Lithium-ion batteries are the most popular battery in use today. First commercialized in 1991, their cost has declined by a remarkable 97 percent over the last three decades, enabling the rapid growth of mobile phones, laptops and more recently, electric cars. Global demand for the batteries is projected to increase dramatically by the end of this decade, largely due to the growing adoption of electric vehicles (EVs) around the world.
More EVs is good news for the climate. After all, as a 2020 Union of Concerned Scientists (UCS) analysis shows—and an updated, soon-to-be-released analysis will confirm—EVs’ lifecycle global warming emissions are dramatically lower than that of gas- and diesel-powered vehicles. But mining the materials used in EV batteries, including cobalt, lithium and nickel, comes with its own set of public-health, environmental and human-rights challenges. Despite EVs’ considerable environmental benefits, it will be imperative to “green” the material sourcing process to ensure a more sustainable and ethical supply chain as the world transitions to an electrified transportation system.

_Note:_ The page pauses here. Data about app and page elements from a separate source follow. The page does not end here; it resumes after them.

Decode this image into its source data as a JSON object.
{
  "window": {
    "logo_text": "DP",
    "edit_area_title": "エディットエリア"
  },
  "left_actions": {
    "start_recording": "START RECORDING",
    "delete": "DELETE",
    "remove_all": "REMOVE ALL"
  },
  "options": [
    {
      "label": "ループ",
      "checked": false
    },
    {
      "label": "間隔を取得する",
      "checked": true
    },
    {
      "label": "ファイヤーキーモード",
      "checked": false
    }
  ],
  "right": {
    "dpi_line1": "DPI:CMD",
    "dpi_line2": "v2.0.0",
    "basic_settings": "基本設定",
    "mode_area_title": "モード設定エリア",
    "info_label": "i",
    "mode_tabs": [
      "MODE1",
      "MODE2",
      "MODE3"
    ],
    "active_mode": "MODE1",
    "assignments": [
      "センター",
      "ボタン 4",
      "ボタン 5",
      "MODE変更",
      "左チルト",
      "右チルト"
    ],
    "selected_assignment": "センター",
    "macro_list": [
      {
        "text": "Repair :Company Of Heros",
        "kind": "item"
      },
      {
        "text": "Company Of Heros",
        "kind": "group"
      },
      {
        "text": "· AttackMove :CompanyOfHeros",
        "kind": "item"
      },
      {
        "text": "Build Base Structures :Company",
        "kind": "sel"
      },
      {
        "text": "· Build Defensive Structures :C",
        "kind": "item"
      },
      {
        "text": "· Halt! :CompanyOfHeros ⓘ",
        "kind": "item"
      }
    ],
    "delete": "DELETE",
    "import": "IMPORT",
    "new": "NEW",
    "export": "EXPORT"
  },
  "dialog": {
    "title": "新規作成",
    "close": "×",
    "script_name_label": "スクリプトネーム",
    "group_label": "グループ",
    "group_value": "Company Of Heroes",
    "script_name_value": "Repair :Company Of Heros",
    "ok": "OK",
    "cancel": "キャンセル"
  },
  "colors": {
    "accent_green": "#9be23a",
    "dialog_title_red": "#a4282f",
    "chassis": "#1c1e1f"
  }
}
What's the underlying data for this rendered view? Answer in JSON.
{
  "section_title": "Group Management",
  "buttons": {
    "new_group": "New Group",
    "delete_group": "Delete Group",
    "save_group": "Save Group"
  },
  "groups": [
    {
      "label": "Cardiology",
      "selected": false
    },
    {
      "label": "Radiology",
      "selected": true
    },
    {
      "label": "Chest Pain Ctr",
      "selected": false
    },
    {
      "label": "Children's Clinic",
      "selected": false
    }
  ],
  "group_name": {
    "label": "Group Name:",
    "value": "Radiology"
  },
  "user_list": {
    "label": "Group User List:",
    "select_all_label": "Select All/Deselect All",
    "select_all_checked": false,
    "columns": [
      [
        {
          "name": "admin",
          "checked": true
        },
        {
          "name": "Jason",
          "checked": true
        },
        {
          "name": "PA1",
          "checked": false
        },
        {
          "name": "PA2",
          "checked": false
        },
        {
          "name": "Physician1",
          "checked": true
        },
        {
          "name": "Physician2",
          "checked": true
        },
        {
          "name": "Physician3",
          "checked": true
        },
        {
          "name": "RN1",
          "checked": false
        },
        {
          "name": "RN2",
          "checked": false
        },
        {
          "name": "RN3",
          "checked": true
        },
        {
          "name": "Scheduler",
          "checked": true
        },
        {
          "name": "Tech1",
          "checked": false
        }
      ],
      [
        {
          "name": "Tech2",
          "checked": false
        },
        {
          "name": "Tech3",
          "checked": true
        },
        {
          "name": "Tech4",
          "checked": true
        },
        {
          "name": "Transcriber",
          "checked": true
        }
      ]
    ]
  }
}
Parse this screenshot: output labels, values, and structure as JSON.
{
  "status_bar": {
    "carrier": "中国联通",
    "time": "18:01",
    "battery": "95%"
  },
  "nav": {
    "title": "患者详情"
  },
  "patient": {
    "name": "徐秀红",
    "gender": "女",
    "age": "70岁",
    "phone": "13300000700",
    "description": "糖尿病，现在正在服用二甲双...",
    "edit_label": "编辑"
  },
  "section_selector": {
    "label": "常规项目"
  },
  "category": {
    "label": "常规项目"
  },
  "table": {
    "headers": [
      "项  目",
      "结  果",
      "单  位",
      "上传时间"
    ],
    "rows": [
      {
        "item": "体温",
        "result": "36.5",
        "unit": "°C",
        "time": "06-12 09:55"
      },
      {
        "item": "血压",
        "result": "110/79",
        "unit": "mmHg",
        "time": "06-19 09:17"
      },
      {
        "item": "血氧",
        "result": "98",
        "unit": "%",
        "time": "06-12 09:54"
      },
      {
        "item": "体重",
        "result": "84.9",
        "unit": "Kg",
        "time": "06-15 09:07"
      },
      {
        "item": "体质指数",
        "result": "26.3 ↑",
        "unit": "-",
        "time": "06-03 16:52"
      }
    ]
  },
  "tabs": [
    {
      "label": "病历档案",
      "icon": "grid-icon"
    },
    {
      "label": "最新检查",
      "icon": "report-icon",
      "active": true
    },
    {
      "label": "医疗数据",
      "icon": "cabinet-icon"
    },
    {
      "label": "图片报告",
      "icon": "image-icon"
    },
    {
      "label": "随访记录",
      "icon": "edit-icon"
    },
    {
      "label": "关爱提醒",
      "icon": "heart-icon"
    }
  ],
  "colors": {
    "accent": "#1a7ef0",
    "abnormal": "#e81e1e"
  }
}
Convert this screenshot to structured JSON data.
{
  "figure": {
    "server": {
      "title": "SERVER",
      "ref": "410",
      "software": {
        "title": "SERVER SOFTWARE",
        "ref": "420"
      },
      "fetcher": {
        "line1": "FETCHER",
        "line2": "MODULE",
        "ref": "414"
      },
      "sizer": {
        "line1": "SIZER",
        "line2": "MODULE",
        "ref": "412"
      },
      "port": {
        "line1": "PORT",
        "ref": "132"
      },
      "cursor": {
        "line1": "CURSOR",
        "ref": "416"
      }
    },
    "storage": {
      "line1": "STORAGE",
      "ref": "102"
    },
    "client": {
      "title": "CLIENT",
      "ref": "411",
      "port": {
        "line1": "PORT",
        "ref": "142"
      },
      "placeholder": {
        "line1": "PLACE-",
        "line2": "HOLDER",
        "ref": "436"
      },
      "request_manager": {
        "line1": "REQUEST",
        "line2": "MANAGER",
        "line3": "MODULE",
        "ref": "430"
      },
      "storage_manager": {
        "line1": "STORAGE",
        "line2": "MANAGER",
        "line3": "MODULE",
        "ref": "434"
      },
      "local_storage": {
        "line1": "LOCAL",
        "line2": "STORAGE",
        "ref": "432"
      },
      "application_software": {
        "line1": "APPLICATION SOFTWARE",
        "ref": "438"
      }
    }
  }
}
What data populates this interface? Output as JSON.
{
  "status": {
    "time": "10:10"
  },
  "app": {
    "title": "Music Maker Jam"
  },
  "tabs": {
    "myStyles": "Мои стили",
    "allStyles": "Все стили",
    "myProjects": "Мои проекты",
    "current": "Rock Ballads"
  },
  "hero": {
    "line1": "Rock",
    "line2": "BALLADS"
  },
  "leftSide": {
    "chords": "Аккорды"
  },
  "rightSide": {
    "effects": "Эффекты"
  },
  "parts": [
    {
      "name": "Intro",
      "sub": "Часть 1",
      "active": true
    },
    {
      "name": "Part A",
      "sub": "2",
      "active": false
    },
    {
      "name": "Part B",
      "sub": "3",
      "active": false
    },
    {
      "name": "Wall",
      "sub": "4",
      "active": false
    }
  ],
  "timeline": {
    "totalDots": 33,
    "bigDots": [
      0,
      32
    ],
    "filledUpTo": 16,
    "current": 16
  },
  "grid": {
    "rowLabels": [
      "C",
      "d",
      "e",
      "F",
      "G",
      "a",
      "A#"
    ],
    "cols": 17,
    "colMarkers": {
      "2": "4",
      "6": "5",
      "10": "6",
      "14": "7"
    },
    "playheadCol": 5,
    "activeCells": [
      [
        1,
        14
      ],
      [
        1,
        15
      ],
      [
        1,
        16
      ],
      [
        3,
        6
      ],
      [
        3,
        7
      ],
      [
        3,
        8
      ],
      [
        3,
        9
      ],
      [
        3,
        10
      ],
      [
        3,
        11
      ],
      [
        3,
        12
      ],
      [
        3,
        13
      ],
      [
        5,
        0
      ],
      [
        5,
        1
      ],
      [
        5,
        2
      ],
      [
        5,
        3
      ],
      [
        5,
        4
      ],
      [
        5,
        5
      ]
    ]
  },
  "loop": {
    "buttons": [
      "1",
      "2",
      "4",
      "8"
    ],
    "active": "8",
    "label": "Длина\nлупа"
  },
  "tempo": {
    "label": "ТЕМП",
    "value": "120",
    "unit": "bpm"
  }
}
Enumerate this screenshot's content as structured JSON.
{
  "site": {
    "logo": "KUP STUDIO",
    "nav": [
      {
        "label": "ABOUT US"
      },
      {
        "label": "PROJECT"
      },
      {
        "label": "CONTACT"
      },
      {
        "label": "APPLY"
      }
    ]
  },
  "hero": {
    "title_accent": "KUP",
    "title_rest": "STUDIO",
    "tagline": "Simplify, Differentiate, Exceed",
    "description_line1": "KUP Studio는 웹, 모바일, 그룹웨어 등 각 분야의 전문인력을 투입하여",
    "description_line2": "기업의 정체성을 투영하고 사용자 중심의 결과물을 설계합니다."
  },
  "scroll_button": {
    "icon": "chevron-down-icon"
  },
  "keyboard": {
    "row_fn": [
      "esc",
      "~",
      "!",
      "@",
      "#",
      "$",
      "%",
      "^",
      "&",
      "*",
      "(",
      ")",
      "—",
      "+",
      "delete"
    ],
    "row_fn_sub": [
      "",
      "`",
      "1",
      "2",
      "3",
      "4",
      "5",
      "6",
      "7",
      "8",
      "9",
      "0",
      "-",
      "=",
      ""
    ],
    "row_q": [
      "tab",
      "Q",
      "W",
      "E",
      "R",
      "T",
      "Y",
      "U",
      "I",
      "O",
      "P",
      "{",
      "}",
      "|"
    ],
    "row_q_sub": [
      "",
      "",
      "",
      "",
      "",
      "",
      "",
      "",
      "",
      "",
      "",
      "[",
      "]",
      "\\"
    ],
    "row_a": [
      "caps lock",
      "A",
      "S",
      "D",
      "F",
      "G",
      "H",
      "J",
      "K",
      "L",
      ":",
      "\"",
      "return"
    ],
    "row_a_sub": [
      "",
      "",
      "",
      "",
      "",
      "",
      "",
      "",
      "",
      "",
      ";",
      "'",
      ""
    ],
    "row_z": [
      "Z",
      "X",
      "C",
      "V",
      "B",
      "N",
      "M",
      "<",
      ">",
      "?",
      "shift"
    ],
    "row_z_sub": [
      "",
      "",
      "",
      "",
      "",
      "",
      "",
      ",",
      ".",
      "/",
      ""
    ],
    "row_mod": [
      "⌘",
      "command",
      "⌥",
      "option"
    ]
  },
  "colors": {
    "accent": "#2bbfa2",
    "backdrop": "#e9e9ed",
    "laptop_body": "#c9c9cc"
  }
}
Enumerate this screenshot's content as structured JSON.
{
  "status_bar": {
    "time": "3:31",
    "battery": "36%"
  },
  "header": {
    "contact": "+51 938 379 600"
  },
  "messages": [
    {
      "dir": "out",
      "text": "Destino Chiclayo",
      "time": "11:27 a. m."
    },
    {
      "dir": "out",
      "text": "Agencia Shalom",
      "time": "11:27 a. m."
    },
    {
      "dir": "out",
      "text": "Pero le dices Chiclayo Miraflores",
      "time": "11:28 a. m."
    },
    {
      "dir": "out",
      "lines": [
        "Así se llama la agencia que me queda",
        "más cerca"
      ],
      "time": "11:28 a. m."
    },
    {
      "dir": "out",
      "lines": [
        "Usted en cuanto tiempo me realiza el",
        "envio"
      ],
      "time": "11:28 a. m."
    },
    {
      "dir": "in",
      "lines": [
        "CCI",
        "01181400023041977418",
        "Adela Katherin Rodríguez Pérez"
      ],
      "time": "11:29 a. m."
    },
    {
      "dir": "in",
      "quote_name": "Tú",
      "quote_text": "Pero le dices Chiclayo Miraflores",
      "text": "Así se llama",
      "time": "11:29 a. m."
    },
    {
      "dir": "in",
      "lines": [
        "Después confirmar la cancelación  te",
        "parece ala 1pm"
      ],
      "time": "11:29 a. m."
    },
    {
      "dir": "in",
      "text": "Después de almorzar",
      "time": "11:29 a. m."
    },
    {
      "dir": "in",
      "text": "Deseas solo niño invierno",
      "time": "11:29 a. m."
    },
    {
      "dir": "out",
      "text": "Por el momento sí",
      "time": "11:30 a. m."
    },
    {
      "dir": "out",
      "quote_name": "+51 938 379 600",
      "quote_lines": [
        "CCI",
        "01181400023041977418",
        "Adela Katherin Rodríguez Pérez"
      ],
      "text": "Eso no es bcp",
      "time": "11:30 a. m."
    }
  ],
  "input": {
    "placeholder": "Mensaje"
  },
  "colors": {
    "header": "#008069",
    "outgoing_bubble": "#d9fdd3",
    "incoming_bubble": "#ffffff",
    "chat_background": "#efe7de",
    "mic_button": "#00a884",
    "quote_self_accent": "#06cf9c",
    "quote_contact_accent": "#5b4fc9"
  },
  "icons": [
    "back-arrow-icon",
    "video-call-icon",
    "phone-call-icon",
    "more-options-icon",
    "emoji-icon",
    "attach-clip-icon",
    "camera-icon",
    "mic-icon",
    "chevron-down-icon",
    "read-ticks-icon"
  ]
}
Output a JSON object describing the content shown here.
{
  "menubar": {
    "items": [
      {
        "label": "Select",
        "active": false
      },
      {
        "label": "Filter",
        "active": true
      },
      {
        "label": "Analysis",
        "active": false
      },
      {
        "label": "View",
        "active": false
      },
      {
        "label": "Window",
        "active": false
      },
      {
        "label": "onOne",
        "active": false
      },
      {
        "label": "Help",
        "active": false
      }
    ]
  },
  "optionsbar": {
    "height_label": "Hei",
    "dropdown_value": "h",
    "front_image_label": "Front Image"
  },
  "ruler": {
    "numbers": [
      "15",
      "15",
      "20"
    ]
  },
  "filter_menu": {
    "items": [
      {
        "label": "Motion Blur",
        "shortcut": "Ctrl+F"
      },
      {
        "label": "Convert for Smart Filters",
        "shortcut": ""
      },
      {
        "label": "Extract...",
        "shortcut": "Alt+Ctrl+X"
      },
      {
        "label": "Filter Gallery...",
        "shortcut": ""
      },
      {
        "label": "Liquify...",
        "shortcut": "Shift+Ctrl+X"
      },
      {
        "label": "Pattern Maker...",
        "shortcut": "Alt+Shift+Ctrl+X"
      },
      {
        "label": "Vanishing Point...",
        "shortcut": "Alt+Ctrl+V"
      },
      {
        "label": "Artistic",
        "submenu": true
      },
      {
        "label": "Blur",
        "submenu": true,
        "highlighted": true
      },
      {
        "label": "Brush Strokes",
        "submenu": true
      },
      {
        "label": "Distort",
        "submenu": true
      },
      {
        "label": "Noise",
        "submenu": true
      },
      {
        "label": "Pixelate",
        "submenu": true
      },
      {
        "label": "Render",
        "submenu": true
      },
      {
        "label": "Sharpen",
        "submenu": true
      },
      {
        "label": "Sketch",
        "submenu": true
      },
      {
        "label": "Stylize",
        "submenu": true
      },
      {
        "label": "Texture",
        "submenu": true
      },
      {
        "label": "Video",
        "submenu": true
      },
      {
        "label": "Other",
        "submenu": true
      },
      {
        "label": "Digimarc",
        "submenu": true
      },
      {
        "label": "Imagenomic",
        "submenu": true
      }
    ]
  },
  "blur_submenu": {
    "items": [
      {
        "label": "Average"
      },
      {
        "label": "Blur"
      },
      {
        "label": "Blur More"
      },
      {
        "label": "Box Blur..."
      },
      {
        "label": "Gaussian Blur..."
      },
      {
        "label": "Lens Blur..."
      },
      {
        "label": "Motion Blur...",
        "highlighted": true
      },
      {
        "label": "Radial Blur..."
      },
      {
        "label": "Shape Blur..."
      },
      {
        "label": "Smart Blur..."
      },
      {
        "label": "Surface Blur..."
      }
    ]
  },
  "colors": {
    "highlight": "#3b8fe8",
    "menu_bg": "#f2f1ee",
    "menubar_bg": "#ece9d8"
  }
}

Fortunately, scientists are on the case. They are altering battery chemistries to reduce reliance on certain metals, such as cobalt, for example, and coming up with ways to recycle and repurpose batteries to minimize the need for new raw materials altogether.